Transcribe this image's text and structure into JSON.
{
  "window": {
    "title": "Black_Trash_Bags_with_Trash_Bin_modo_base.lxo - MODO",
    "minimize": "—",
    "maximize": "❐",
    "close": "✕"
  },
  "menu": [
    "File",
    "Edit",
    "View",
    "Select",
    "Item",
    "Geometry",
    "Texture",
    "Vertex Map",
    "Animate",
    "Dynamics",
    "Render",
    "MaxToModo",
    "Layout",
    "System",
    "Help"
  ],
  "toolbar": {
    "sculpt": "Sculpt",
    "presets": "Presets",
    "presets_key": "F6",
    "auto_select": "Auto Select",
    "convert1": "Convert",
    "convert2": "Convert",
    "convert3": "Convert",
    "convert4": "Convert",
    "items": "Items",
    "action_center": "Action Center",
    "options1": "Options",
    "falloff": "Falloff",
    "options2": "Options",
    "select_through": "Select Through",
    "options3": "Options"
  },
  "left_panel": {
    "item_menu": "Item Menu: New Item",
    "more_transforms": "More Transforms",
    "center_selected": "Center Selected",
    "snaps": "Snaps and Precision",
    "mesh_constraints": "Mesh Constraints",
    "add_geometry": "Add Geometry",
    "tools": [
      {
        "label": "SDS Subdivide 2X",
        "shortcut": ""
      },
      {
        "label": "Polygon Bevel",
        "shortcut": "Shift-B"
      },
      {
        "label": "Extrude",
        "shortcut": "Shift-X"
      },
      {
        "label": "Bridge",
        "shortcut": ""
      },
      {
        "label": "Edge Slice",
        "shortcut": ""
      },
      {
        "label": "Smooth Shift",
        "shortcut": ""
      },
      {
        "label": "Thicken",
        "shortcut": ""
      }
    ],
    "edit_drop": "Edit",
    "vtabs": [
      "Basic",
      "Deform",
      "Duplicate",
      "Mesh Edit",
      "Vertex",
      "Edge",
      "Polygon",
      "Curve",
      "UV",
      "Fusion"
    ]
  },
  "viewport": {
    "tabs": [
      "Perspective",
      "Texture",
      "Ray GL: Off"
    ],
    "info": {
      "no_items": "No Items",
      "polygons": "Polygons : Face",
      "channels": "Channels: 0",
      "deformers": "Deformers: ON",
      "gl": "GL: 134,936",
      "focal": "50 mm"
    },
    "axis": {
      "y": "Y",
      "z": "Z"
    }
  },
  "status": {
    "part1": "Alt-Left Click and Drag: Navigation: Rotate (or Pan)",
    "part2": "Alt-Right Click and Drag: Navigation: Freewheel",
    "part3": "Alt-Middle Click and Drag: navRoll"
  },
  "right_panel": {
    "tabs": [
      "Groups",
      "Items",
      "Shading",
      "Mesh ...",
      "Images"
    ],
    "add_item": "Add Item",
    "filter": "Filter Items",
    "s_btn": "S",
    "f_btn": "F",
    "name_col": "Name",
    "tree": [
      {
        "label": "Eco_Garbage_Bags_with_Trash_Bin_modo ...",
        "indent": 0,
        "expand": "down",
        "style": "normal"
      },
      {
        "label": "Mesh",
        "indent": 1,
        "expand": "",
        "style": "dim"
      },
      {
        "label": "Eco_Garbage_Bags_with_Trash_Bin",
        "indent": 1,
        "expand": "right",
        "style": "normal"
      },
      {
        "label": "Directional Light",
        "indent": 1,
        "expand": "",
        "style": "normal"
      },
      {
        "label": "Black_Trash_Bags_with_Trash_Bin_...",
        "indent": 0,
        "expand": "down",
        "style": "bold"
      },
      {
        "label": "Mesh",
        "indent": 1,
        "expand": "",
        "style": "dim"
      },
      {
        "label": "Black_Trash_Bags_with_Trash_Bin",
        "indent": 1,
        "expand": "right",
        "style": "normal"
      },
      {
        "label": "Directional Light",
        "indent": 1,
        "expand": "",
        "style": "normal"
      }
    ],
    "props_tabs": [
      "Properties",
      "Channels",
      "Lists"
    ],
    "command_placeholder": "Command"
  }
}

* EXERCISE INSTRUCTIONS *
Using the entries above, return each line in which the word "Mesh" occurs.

* RESPONSE TO THE EXERCISE *
    "mesh_constraints": "Mesh Constraints",
      "Mesh Edit",
      "Mesh ...",
        "label": "Mesh",
        "label": "Mesh",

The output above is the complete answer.